What the task asks
In the records below, find each line containing the word "대시보드" and copy it.

Records from a data collection
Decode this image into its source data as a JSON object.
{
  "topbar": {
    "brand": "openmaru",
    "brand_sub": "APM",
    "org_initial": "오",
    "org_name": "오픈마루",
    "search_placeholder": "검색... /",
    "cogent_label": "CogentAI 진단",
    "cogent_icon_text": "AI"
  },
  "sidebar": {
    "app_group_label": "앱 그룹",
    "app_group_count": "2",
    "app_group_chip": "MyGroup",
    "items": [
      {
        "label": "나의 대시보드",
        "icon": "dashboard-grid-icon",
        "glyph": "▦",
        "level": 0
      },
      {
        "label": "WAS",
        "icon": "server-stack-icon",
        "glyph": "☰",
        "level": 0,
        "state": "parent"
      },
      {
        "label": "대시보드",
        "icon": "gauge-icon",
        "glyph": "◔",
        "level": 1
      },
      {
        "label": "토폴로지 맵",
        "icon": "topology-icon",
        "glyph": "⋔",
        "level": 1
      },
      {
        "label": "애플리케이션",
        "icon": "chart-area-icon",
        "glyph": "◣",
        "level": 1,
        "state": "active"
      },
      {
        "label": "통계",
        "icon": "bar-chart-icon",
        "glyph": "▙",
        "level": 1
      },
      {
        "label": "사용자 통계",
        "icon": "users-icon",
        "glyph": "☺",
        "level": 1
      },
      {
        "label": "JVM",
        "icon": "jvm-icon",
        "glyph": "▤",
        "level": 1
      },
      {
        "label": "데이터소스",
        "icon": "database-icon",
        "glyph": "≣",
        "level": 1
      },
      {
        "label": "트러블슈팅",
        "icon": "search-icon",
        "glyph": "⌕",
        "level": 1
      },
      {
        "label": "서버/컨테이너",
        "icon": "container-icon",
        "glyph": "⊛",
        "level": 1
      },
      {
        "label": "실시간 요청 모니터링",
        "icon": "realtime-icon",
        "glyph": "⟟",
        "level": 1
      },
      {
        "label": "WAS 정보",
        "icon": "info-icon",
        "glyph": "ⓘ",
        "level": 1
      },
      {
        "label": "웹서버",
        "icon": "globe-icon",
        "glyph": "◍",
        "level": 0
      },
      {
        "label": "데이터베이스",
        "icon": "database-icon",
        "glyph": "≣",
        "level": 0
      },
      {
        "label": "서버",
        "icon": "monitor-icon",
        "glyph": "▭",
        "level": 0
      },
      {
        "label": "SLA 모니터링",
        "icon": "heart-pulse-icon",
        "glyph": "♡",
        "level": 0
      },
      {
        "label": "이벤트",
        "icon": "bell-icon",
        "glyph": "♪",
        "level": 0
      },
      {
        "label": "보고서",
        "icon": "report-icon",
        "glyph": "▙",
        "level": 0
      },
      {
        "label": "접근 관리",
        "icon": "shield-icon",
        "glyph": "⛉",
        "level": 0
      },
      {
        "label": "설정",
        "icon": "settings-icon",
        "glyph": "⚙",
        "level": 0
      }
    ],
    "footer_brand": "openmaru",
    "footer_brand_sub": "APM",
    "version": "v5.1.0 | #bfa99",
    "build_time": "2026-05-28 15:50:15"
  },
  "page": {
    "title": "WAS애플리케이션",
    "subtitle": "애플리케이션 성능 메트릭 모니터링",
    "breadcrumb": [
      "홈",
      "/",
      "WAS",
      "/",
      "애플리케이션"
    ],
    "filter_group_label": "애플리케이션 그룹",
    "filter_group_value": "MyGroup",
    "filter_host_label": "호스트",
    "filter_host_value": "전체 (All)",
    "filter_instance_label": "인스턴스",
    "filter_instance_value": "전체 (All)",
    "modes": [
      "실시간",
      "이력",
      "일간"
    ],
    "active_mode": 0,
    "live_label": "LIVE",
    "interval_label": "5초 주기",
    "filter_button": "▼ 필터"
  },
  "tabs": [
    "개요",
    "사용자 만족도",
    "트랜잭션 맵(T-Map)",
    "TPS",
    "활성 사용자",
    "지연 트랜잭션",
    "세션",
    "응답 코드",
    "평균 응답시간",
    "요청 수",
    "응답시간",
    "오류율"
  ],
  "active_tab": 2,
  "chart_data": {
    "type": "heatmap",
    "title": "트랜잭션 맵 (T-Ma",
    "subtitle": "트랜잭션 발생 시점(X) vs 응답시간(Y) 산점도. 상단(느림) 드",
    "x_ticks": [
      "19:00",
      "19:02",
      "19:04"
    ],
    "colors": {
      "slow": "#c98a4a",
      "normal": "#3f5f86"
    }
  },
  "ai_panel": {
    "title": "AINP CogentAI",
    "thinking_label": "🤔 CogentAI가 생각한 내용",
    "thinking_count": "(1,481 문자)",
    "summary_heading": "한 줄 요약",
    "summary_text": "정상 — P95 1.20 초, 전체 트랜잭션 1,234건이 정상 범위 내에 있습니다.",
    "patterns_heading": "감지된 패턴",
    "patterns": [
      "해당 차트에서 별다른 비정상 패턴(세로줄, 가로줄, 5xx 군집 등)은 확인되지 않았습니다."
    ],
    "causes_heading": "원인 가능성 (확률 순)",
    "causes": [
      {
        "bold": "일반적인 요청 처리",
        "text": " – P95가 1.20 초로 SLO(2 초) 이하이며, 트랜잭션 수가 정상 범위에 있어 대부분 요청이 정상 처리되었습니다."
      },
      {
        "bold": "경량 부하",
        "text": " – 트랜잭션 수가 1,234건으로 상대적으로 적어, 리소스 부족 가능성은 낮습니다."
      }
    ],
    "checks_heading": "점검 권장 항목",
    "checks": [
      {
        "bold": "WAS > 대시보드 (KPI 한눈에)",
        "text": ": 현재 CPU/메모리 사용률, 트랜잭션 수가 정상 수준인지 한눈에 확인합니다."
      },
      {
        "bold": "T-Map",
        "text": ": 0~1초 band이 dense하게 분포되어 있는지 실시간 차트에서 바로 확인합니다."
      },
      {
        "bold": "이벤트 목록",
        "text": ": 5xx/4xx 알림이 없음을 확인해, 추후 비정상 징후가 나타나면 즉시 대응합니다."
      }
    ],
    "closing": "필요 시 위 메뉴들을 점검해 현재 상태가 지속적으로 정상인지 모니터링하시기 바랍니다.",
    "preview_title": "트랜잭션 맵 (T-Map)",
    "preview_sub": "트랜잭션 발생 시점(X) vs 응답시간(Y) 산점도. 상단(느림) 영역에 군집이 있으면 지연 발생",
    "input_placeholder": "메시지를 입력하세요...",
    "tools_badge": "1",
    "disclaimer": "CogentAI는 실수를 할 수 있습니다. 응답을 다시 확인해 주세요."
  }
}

Result of the task
        "label": "나의 대시보드",
        "label": "대시보드",
        "bold": "WAS > 대시보드 (KPI 한눈에)",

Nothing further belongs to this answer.